This is exactly what is being quoted above as an excellent tool to achieve the same goal.

John Donahoe, CEO eBay, takes what he calls a ‘Thinking Day’ every six months to ‘beat the chaos’. John wrote:

“I have found that one of the simplest tools for learning and enhancing my performance is to regularly reflect on how to spend my time. Every six months I go through a process where I step back, contemplate what I have learned over the previous six months, and then adjust my focus to ensure I am spending my time and energy in ways where I can create the greatest impact.”

It is essentially a process of zooming out from the current reality, rising above the daily fires and chaos and reflect on what is happening. It is like a military commander climbing the most strategic height of a battlefield to see what is happening. The visibility, perspective and insight that he will get from that vantage point is invaluable. We all need to such visibility and insights.

“I just finished one of my thinking days last month. I filled a white board with my assessment of the external market and how we were doing against our priorities for the first six months of this year. As frequently happens, once I had written everything out in one place, I found it useful to step back and look at things from a holistic perspective. I emerged with new insights and with greater clarity about what’s most important. To remind myself of these insights, I wrote them out, as I always do, into my personal priorities file and now carry this file with me everywhere I go.”

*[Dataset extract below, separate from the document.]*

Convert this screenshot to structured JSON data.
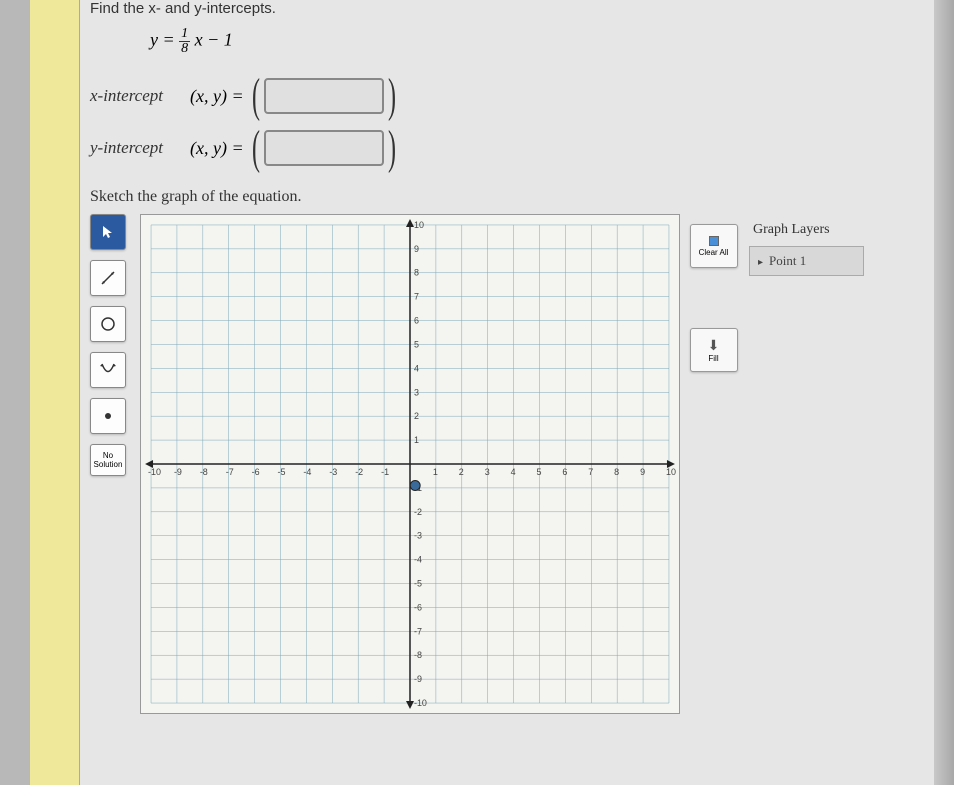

This is one of the best productivity and effectiveness tools. It helps dodge off the daily fires we have to fight. It makes you think deep and long enough to get the best use of your time. As Drucker said that an executive has just about 25% of his time in his control.

Taking a regular thinking day out is the best use of that time!